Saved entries

══════════════════════════════

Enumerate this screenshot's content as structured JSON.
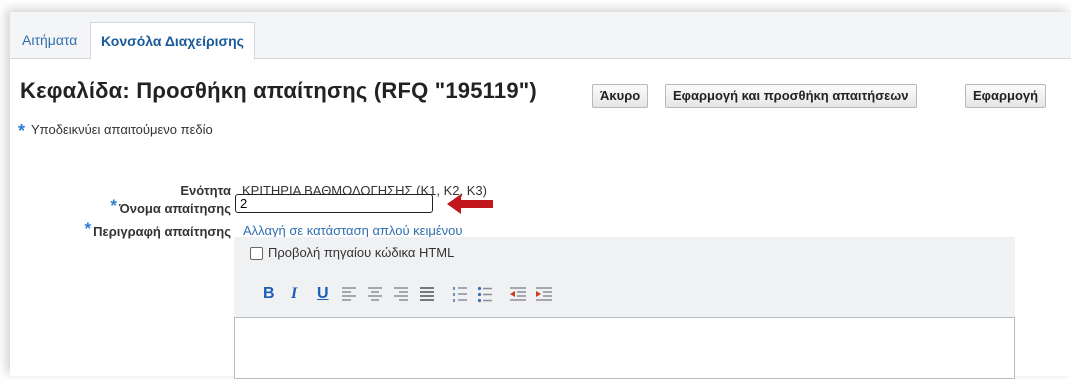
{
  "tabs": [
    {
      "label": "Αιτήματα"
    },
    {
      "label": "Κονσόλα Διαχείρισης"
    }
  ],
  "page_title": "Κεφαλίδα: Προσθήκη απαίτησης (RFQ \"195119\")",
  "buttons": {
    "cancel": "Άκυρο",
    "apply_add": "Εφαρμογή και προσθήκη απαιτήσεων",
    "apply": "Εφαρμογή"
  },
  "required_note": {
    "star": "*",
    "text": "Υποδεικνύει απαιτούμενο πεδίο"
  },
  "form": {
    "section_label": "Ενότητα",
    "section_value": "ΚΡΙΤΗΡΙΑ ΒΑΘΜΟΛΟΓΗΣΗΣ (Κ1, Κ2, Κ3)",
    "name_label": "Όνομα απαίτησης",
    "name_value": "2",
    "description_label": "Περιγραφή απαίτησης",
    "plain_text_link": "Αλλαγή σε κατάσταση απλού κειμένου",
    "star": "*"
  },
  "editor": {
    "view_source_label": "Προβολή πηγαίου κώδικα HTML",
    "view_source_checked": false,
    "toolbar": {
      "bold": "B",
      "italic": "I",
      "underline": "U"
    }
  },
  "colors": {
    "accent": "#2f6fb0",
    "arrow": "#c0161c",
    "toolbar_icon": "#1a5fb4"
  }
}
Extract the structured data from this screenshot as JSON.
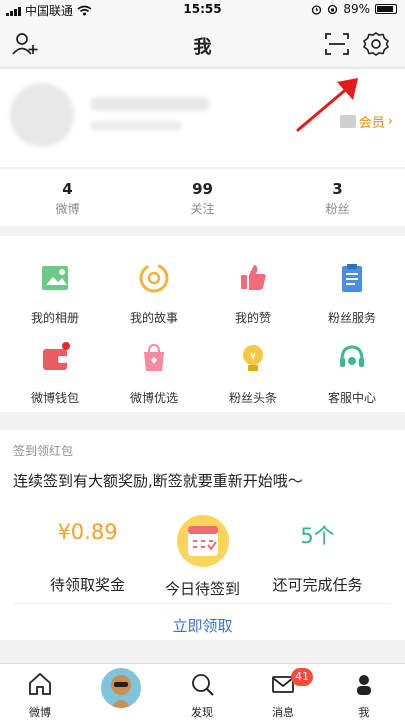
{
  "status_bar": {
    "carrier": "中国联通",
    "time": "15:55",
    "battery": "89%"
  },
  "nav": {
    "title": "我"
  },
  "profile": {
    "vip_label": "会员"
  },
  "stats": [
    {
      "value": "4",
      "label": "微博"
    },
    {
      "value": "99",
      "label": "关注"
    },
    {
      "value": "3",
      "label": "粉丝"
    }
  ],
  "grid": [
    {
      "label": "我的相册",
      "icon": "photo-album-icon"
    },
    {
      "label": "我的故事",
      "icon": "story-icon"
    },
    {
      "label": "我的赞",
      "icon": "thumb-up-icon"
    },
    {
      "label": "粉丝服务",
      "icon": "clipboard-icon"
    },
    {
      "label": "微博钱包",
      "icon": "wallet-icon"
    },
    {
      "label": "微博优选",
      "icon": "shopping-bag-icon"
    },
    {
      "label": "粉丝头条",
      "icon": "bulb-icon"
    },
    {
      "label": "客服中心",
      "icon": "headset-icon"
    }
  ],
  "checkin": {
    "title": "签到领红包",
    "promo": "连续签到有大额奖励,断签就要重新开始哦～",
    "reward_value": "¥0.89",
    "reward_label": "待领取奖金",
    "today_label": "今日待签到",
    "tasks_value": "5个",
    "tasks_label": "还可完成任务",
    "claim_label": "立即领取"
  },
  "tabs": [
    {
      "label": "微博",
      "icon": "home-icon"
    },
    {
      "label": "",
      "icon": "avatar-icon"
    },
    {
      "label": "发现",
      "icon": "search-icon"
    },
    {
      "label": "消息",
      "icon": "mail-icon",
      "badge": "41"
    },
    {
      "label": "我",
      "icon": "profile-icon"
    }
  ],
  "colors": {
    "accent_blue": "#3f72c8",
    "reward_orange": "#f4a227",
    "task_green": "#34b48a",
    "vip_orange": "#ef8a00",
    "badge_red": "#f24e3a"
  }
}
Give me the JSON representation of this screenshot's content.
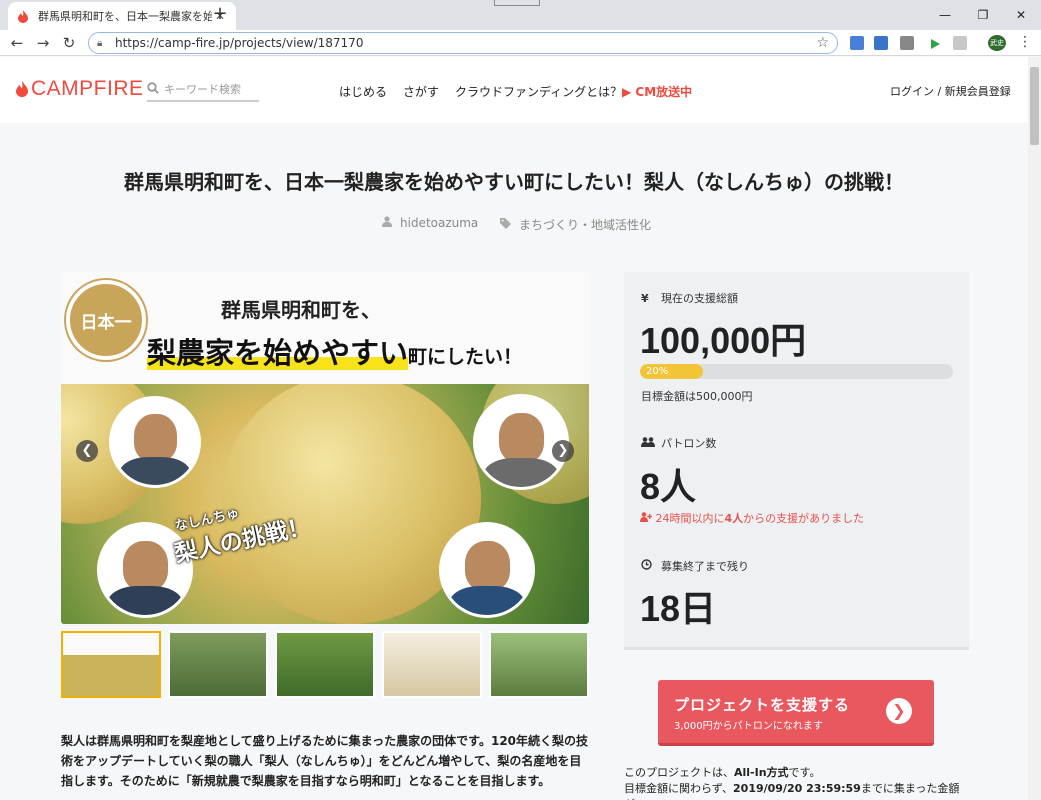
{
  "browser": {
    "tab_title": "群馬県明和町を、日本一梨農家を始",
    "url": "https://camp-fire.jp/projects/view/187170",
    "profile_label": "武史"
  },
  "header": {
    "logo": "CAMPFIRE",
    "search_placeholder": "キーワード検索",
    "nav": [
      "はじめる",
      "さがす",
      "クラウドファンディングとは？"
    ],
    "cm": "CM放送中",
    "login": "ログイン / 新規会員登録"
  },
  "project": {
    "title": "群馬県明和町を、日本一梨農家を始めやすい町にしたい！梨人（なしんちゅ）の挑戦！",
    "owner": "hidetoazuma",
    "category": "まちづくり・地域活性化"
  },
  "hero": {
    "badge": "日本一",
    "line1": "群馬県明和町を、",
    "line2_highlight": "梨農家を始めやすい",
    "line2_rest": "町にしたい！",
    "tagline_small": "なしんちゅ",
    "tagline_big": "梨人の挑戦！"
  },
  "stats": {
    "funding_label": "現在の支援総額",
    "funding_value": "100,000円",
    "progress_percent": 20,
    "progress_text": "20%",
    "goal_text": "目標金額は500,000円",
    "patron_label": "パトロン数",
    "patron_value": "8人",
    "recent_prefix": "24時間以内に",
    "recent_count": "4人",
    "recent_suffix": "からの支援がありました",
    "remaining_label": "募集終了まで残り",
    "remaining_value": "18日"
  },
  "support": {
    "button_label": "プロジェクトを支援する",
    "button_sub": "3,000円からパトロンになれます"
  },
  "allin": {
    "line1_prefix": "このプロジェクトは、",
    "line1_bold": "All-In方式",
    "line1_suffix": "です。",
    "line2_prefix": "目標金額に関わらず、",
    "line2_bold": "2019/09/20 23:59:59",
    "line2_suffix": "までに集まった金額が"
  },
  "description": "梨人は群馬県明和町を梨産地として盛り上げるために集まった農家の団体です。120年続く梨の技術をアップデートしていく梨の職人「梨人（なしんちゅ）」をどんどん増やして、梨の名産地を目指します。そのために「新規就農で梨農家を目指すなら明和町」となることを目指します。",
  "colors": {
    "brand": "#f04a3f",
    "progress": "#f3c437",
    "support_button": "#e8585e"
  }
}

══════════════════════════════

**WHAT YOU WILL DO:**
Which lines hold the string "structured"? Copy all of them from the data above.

**ANSWER FOR THIS EXERCISE:**
Enumerate this screenshot's content as structured JSON.
Extract the structured data from this screenshot as JSON.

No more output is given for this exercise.